* _ABOUT THIS TASK_
Copy out the data in full and exactly, passing over the pictures.

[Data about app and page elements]
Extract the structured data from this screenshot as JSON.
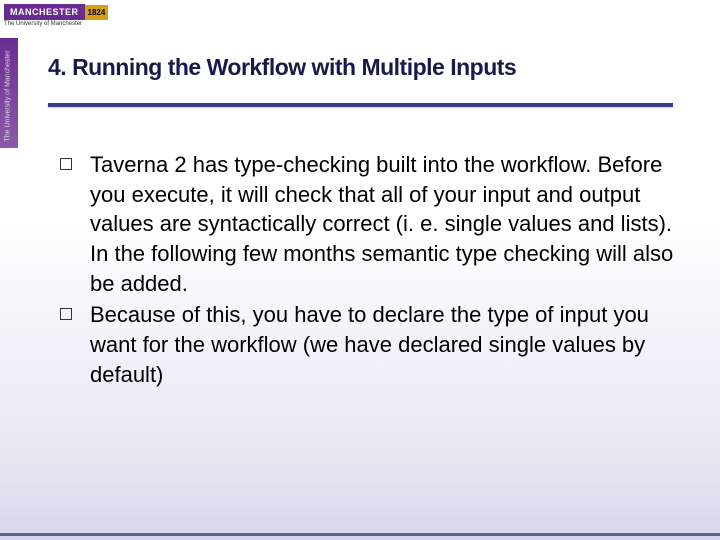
{
  "logo": {
    "name": "MANCHESTER",
    "year": "1824",
    "sub": "The University of Manchester"
  },
  "title": "4. Running the Workflow with Multiple Inputs",
  "bullets": [
    "Taverna 2 has type-checking built into the workflow. Before you execute, it will check that all of your input and output values are syntactically correct (i. e. single values and lists). In the following few months semantic type checking will also be added.",
    "Because of this, you have to declare the type of input you want for the workflow (we have declared single values by default)"
  ]
}
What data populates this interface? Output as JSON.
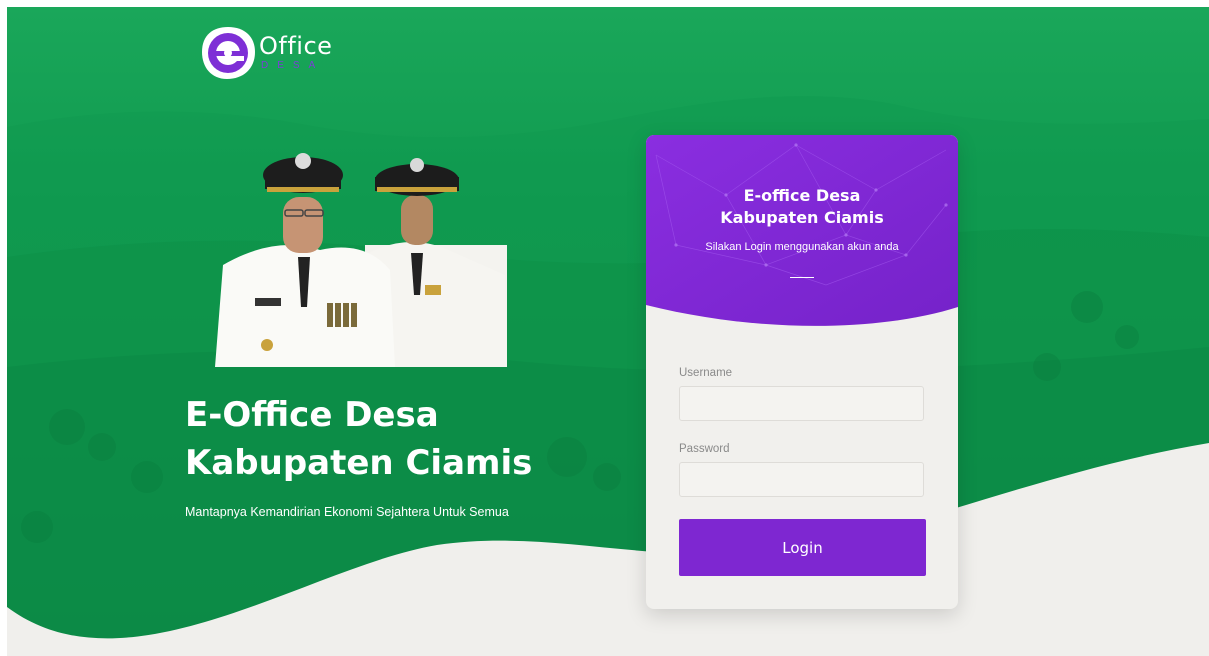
{
  "logo": {
    "word": "Office",
    "sub": "DESA"
  },
  "hero": {
    "title_line1": "E-Office Desa",
    "title_line2": "Kabupaten Ciamis",
    "tagline": "Mantapnya Kemandirian Ekonomi Sejahtera Untuk Semua"
  },
  "card": {
    "title_line1": "E-office Desa",
    "title_line2": "Kabupaten Ciamis",
    "subtitle": "Silakan Login menggunakan akun anda",
    "username_label": "Username",
    "username_value": "",
    "password_label": "Password",
    "password_value": "",
    "login_label": "Login"
  },
  "colors": {
    "hero_green": "#12944d",
    "brand_purple": "#7e27d1",
    "card_bg": "#f1f0ed",
    "wave_bg": "#f0efec"
  },
  "icons": {
    "logo_badge": "e-logo-icon"
  }
}
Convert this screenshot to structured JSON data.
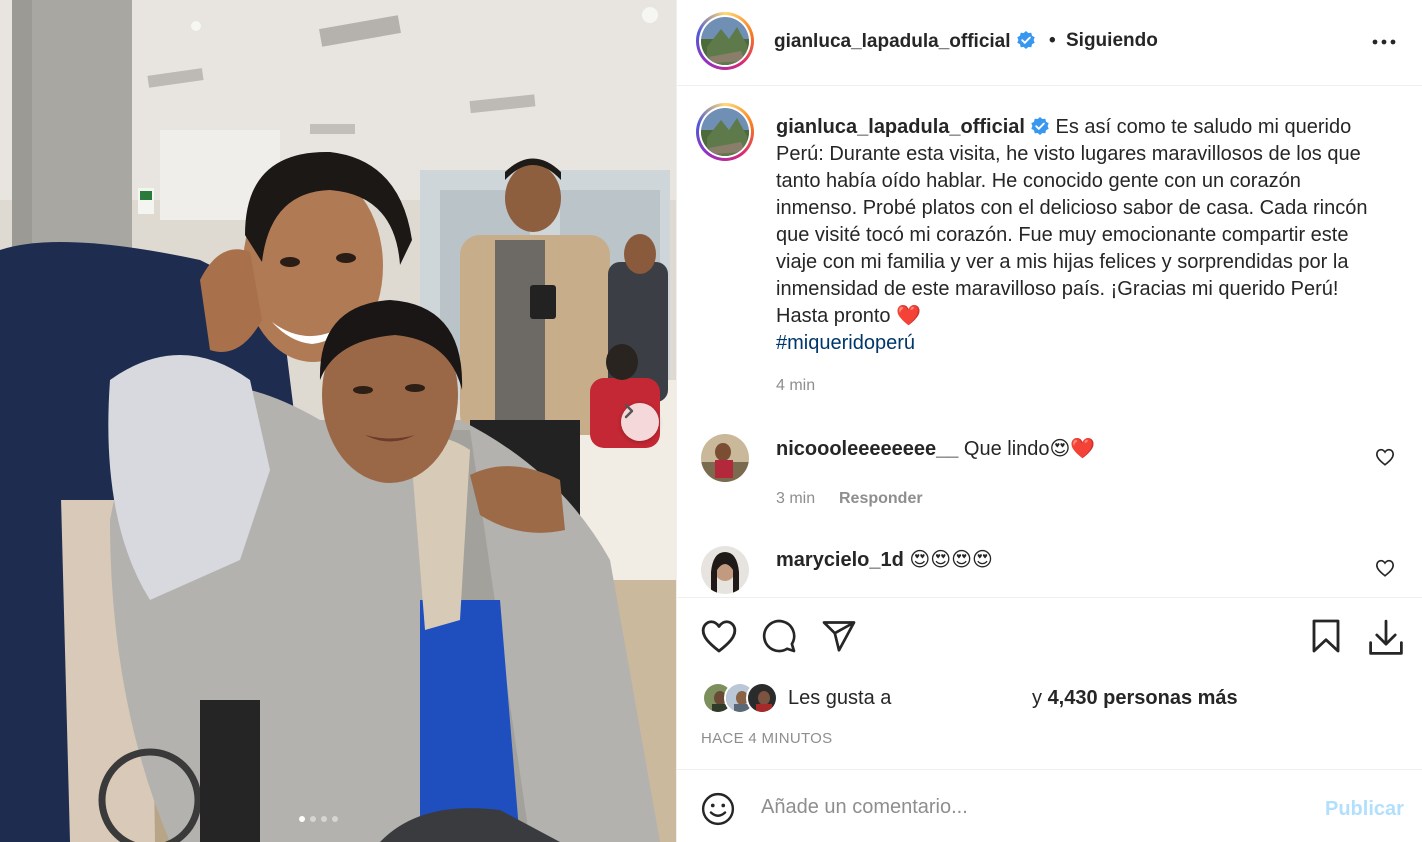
{
  "post": {
    "username": "gianluca_lapadula_official",
    "follow_status": "Siguiendo",
    "separator": "•",
    "caption_text": "Es así como te saludo mi querido Perú: Durante esta visita, he visto lugares maravillosos de los que tanto había oído hablar. He conocido gente con un corazón inmenso. Probé platos con el delicioso sabor de casa. Cada rincón que visité tocó mi corazón. Fue muy emocionante compartir este viaje con mi familia y ver a mis hijas felices y sorprendidas por la inmensidad de este maravilloso país. ¡Gracias mi querido Perú! Hasta pronto ",
    "caption_emoji": "❤️",
    "hashtag": "#miqueridoperú",
    "caption_time": "4 min",
    "carousel": {
      "total_slides": 4,
      "active_slide": 1
    }
  },
  "comments": [
    {
      "username": "nicoooleeeeeeee__",
      "text": "Que lindo😍❤️",
      "time": "3 min",
      "reply_label": "Responder"
    },
    {
      "username": "marycielo_1d",
      "text": "😍😍😍😍"
    }
  ],
  "likes": {
    "prefix": "Les gusta a",
    "connector": "y",
    "count_text": "4,430 personas más"
  },
  "timestamp": "HACE 4 MINUTOS",
  "add_comment": {
    "placeholder": "Añade un comentario...",
    "publish_label": "Publicar"
  },
  "icons": [
    "verified-badge-icon",
    "more-options-icon",
    "heart-icon",
    "comment-icon",
    "share-icon",
    "bookmark-icon",
    "download-icon",
    "emoji-icon",
    "chevron-right-icon"
  ],
  "colors": {
    "verified": "#3897f0",
    "link": "#00376b",
    "publish_disabled": "#b2dffc",
    "muted": "#8e8e8e"
  }
}
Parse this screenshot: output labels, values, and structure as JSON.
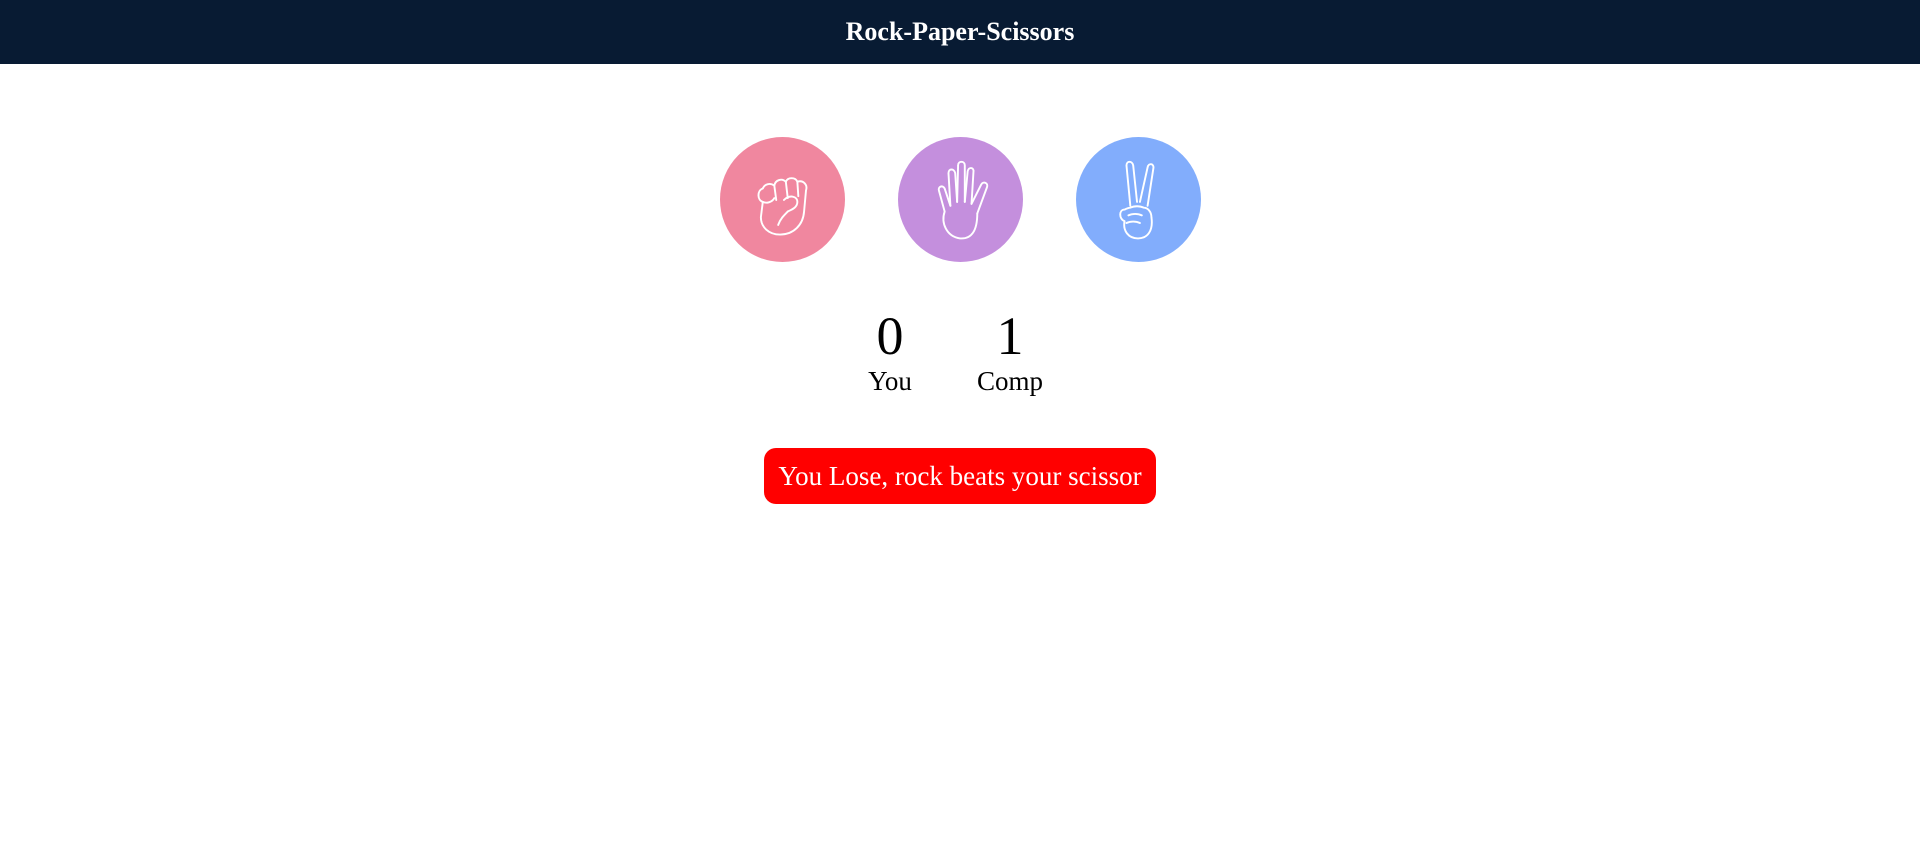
{
  "header": {
    "title": "Rock-Paper-Scissors"
  },
  "choices": [
    {
      "id": "rock",
      "icon": "fist-icon",
      "color": "#f0879f"
    },
    {
      "id": "paper",
      "icon": "open-hand-icon",
      "color": "#c48fdd"
    },
    {
      "id": "scissors",
      "icon": "peace-sign-icon",
      "color": "#82adfc"
    }
  ],
  "scores": {
    "user": {
      "value": "0",
      "label": "You"
    },
    "comp": {
      "value": "1",
      "label": "Comp"
    }
  },
  "message": {
    "text": "You Lose, rock beats your scissor",
    "color": "#ff0000"
  }
}
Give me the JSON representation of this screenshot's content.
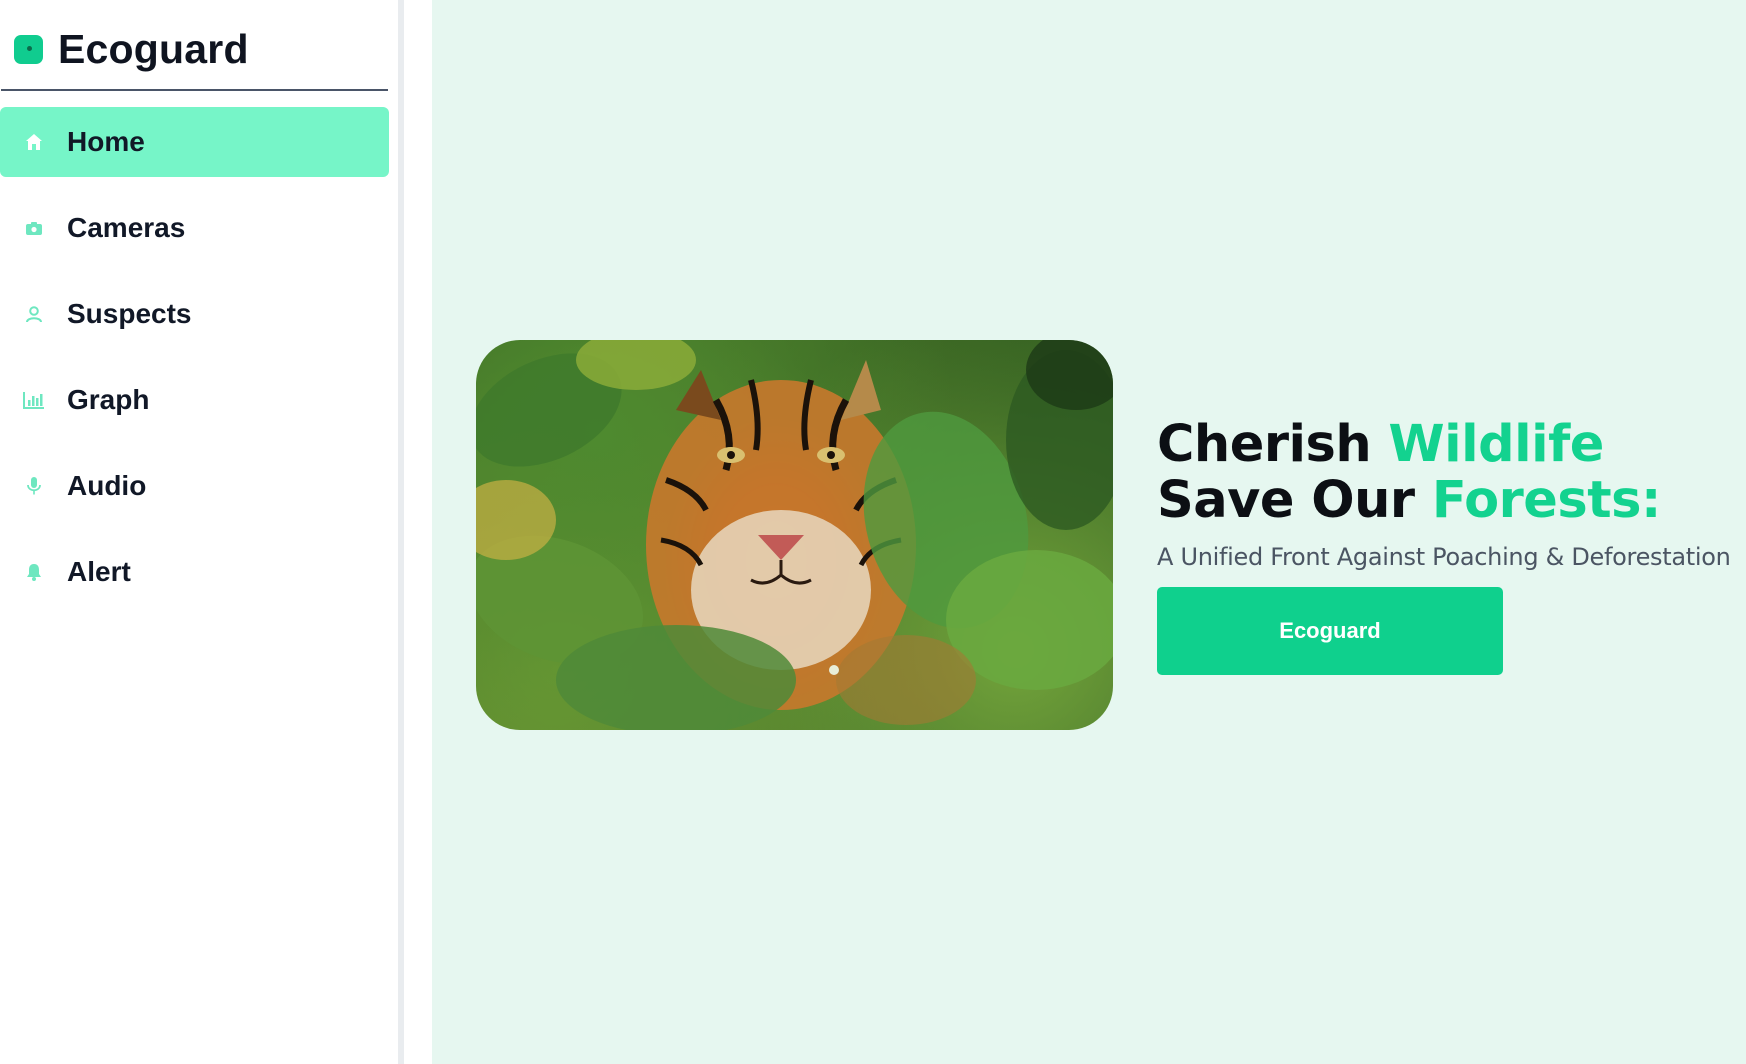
{
  "app": {
    "brand_name": "Ecoguard",
    "accent_color": "#10cc8f",
    "logo_icon": "leaf-logo-icon"
  },
  "sidebar": {
    "active_item": "Home",
    "items": [
      {
        "label": "Home",
        "icon": "home-icon",
        "active": true
      },
      {
        "label": "Cameras",
        "icon": "camera-icon",
        "active": false
      },
      {
        "label": "Suspects",
        "icon": "user-icon",
        "active": false
      },
      {
        "label": "Graph",
        "icon": "bar-chart-icon",
        "active": false
      },
      {
        "label": "Audio",
        "icon": "microphone-icon",
        "active": false
      },
      {
        "label": "Alert",
        "icon": "bell-icon",
        "active": false
      }
    ]
  },
  "hero": {
    "title_part1": "Cherish ",
    "title_accent1": "Wildlife",
    "title_part2": " Save Our ",
    "title_accent2": "Forests:",
    "subtitle": "A Unified Front Against Poaching & Deforestation",
    "cta_label": "Ecoguard",
    "image_subject": "tiger-in-foliage"
  },
  "colors": {
    "background": "#e6f7f0",
    "active_nav": "#76f5c8",
    "title_accent": "#13d28f",
    "button": "#0fd08d"
  }
}
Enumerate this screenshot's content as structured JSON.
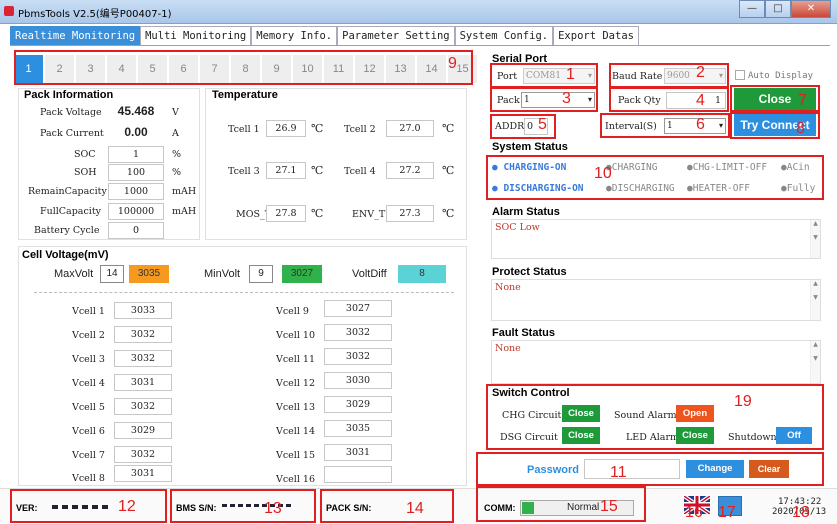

* _WRITTEN ANSWER_
Extract the structured data from this screenshot as JSON.
{
  "logo": {
    "name": "MANCHESTER",
    "year": "1824",
    "sub": "The University of Manchester"
  },
  "title": "4. Running the Workflow with Multiple Inputs",
  "bullets": [
    "Taverna 2 has type-checking built into the workflow. Before you execute, it will check that all of your input and output values are syntactically correct (i. e. single values and lists). In the following few months semantic type checking will also be added.",
    "Because of this, you have to declare the type of input you want for the workflow (we have declared single values by default)"
  ]
}
What data populates this interface? Output as JSON.
{
  "logo": {
    "word": "Office",
    "sub": "DESA"
  },
  "hero": {
    "title_line1": "E-Office Desa",
    "title_line2": "Kabupaten Ciamis",
    "tagline": "Mantapnya Kemandirian Ekonomi Sejahtera Untuk Semua"
  },
  "card": {
    "title_line1": "E-office Desa",
    "title_line2": "Kabupaten Ciamis",
    "subtitle": "Silakan Login menggunakan akun anda",
    "username_label": "Username",
    "username_value": "",
    "password_label": "Password",
    "password_value": "",
    "login_label": "Login"
  },
  "colors": {
    "hero_green": "#12944d",
    "brand_purple": "#7e27d1",
    "card_bg": "#f1f0ed",
    "wave_bg": "#f0efec"
  },
  "icons": {
    "logo_badge": "e-logo-icon"
  }
}
Convert this screenshot to structured JSON data.
{
  "post": {
    "username": "gianluca_lapadula_official",
    "follow_status": "Siguiendo",
    "separator": "•",
    "caption_text": "Es así como te saludo mi querido Perú: Durante esta visita, he visto lugares maravillosos de los que tanto había oído hablar. He conocido gente con un corazón inmenso. Probé platos con el delicioso sabor de casa. Cada rincón que visité tocó mi corazón. Fue muy emocionante compartir este viaje con mi familia y ver a mis hijas felices y sorprendidas por la inmensidad de este maravilloso país. ¡Gracias mi querido Perú! Hasta pronto ",
    "caption_emoji": "❤️",
    "hashtag": "#miqueridoperú",
    "caption_time": "4 min",
    "carousel": {
      "total_slides": 4,
      "active_slide": 1
    }
  },
  "comments": [
    {
      "username": "nicoooleeeeeeee__",
      "text": "Que lindo😍❤️",
      "time": "3 min",
      "reply_label": "Responder"
    },
    {
      "username": "marycielo_1d",
      "text": "😍😍😍😍"
    }
  ],
  "likes": {
    "prefix": "Les gusta a",
    "connector": "y",
    "count_text": "4,430 personas más"
  },
  "timestamp": "HACE 4 MINUTOS",
  "add_comment": {
    "placeholder": "Añade un comentario...",
    "publish_label": "Publicar"
  },
  "icons": [
    "verified-badge-icon",
    "more-options-icon",
    "heart-icon",
    "comment-icon",
    "share-icon",
    "bookmark-icon",
    "download-icon",
    "emoji-icon",
    "chevron-right-icon"
  ],
  "colors": {
    "verified": "#3897f0",
    "link": "#00376b",
    "publish_disabled": "#b2dffc",
    "muted": "#8e8e8e"
  }
}
Parse this screenshot: output labels, values, and structure as JSON.
{
  "header": {
    "title": "Rock-Paper-Scissors"
  },
  "choices": [
    {
      "id": "rock",
      "icon": "fist-icon",
      "color": "#f0879f"
    },
    {
      "id": "paper",
      "icon": "open-hand-icon",
      "color": "#c48fdd"
    },
    {
      "id": "scissors",
      "icon": "peace-sign-icon",
      "color": "#82adfc"
    }
  ],
  "scores": {
    "user": {
      "value": "0",
      "label": "You"
    },
    "comp": {
      "value": "1",
      "label": "Comp"
    }
  },
  "message": {
    "text": "You Lose, rock beats your scissor",
    "color": "#ff0000"
  }
}
Give me the JSON representation of this screenshot's content.
{
  "app": {
    "brand_name": "Ecoguard",
    "accent_color": "#10cc8f",
    "logo_icon": "leaf-logo-icon"
  },
  "sidebar": {
    "active_item": "Home",
    "items": [
      {
        "label": "Home",
        "icon": "home-icon",
        "active": true
      },
      {
        "label": "Cameras",
        "icon": "camera-icon",
        "active": false
      },
      {
        "label": "Suspects",
        "icon": "user-icon",
        "active": false
      },
      {
        "label": "Graph",
        "icon": "bar-chart-icon",
        "active": false
      },
      {
        "label": "Audio",
        "icon": "microphone-icon",
        "active": false
      },
      {
        "label": "Alert",
        "icon": "bell-icon",
        "active": false
      }
    ]
  },
  "hero": {
    "title_part1": "Cherish ",
    "title_accent1": "Wildlife",
    "title_part2": " Save Our ",
    "title_accent2": "Forests:",
    "subtitle": "A Unified Front Against Poaching & Deforestation",
    "cta_label": "Ecoguard",
    "image_subject": "tiger-in-foliage"
  },
  "colors": {
    "background": "#e6f7f0",
    "active_nav": "#76f5c8",
    "title_accent": "#13d28f",
    "button": "#0fd08d"
  }
}
Enumerate this screenshot's content as structured JSON.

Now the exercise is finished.